How would I describe Hank Phillippi Ryan? Hank is a storyteller. She is also one of the smartest people I’m lucky enough to know, glamorous as all get-out, and tough as heck. Much to the delight of readers everywhere, she writes the Jane Ryland/Jake Brogan novels, and she’s also the real-life TV investigative reporter for Boston’s NBC channel. You might think that someone who has won 33 Emmy and 13 Edward R. Murrow Awards, five Agathas, two Macavitys, three Anthonys, the Daphne, and the Mary Higgins Clark award might not have time for us readers, but you couldn’t be more wrong. Hank is one of the most genuine people you’ll ever meet. And you probably will meet her, because she does events all over the country! When you do, you might be surprised at how funny Hank is…I can think of only one other author who so consistently has us all in stitches at events.

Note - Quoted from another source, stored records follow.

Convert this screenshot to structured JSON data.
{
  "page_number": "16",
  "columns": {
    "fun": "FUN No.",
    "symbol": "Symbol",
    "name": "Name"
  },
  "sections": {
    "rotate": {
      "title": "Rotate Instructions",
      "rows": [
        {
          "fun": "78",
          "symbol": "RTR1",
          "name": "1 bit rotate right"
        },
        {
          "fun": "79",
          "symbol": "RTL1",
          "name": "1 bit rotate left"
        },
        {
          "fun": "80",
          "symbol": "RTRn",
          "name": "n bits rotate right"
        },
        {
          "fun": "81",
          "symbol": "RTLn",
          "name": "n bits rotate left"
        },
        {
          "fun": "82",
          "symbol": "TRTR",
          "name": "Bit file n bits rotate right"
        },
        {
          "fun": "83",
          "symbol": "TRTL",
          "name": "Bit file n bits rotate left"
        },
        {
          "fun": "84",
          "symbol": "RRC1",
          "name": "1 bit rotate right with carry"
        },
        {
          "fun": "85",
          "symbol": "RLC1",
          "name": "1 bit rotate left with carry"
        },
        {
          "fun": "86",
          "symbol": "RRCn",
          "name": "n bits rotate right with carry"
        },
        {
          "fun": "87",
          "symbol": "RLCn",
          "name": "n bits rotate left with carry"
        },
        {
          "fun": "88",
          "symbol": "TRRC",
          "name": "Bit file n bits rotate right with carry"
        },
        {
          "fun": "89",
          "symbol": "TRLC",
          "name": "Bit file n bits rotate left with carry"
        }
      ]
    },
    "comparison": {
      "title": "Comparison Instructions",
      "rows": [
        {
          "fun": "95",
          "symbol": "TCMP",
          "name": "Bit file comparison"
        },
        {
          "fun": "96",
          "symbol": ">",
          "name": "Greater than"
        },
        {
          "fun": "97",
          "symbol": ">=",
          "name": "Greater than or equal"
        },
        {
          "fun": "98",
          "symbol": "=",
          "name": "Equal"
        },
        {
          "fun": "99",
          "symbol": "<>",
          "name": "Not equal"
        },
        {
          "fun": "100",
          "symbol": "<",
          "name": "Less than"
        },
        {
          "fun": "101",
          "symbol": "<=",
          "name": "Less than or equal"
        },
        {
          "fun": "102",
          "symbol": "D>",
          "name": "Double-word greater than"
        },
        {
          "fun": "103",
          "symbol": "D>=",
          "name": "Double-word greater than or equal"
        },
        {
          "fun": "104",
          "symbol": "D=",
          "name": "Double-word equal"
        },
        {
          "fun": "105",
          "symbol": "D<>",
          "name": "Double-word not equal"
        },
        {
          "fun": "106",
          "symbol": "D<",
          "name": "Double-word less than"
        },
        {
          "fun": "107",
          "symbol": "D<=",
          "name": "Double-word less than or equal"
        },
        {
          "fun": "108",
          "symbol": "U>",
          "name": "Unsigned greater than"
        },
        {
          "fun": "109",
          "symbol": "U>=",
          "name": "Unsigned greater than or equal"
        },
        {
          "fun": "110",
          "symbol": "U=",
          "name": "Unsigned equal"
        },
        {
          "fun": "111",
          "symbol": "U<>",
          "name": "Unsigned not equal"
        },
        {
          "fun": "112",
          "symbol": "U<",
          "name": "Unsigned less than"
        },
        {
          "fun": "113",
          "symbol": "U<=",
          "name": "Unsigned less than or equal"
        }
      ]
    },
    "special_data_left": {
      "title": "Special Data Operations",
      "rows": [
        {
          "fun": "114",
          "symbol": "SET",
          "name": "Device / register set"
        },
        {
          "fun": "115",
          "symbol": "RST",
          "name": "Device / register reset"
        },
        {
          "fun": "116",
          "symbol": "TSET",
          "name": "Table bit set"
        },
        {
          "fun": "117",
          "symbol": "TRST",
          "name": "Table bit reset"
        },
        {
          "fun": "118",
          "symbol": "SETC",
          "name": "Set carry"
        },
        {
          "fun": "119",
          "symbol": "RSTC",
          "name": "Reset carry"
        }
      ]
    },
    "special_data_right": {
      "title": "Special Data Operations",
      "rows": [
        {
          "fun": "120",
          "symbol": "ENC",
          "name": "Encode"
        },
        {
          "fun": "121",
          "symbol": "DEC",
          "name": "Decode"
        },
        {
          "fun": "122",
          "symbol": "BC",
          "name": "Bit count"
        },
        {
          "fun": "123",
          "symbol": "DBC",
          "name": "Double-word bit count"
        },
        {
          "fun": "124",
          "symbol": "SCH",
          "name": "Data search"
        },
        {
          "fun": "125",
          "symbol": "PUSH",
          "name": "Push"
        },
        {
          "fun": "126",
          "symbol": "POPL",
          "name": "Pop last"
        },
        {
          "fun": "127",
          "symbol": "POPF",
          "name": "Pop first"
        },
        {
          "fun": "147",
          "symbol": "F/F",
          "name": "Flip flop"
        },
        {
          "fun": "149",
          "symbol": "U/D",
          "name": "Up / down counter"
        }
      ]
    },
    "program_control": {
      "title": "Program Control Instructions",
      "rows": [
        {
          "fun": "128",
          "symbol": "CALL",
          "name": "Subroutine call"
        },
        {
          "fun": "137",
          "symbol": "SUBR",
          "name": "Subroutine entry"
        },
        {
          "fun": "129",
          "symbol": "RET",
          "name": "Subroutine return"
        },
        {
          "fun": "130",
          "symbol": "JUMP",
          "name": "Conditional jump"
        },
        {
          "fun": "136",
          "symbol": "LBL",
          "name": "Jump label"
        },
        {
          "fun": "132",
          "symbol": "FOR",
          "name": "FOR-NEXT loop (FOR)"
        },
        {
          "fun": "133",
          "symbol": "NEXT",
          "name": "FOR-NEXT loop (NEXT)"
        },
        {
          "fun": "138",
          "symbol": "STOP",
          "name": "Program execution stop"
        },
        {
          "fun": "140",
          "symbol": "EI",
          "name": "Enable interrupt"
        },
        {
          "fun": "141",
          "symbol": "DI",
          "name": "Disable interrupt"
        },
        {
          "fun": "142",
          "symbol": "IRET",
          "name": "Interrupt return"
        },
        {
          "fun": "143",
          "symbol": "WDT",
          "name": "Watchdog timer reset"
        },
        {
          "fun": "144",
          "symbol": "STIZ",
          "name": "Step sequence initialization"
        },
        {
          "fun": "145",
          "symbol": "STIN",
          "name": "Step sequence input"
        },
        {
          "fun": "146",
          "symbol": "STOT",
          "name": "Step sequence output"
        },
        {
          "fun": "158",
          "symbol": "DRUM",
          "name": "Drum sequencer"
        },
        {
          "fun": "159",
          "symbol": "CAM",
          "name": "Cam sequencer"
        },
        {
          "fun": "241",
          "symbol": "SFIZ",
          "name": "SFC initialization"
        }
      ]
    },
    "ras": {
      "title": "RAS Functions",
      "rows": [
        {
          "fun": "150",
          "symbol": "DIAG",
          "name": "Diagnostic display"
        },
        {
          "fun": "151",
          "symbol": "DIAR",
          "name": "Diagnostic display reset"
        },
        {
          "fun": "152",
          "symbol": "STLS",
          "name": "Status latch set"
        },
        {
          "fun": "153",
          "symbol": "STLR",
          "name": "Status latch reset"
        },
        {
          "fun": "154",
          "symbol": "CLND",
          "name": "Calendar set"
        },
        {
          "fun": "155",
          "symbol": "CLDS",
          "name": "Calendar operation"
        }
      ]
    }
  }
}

Before her Jane Ryland thrillers hit the shelves, Hank wrote the hip and witty Charlotte McNally mysteries. And now they’re back in print. Hank’s first series starring investigative reporter Charlotte McNally is being re-issued, starting with PRIME TIME in February, then with FACE TIME, AIR TIME, and DRIVE TIME coming every other month in 2016. So if you’re a fan of Hank’s Jane Ryland/Jake Brogan series, you will also love meeting Charlie, the savvy, determined, and hilarious TV reporter who’s always on the hunt for the story that will save her career. Hank was good enough to answer some questions for me (and not answer one!)… So, Charlotte McNally is you. Right? Ah. Thank you. Well, yes, she is me. And no, she absolutely is not. The cool part about writing Charlotte is that I get to take all the insider stuff I’ve learned and experienced after all these years on the street and show, in a way I can’t reveal in real life, what it’s really like to be a reporter. It’s a cutthroat, relentless, high-pressure, high-stakes career. Lives, real lives and real reputations, are at stake. Sounds highfalutin’, but what reporters do is document history. The way I see Charlotte—she’s smart and savvy and funny—but also tough, relentless, and dedicated to the truth. She’s forty-six, (old in TV years), and begins to wonder what happens to a woman in TV who is married to her job—when the camera doesn’t love her anymore. She wonders—“If I’m not Charlie McNally from Channel 3, who will I be?” So she always needs a big story to survive in the relentlessly cutthroat and age-conscious world of TV. (Have I been there, done that? Yes, indeed. And still doing it.) Where did the inspiration for PRIME TIME (the first book in the series) come from? The beginning? When I was about seven years old, reading Sherlock Holmes and Nancy Drew in the hayloft of the barn behind our house in rural Indiana. That’s when I knew I wanted to be either a mystery writer or a detective. Turned out, as an investigative reporter and crime fiction author, I’m a little of each. It just took a while. The spark for PRIME TIME came 45 years later. Seriously. I remember it perfectly. I was at my office at Channel 7, deleting junk mails, and in my haste, opened one. It was so intriguing and mysterious, and I thought—well, no. No spoilers. But I knew it could be the key to a terrific mystery. (I get goosebumps remembering that moment—I knew it was a great idea.) I went home, and told my husband—I’ve got it! I’ve got my plot for a mystery novel. And he said—“Honey, do you know how to write a novel?” And newbie me, I said “How hard can it be? It as a million times more difficult than I’d predicted, but I loved the story. I was 55 years old! The poster child for late bloomers. And that became, PRIME TIME which won the Agatha for Best First...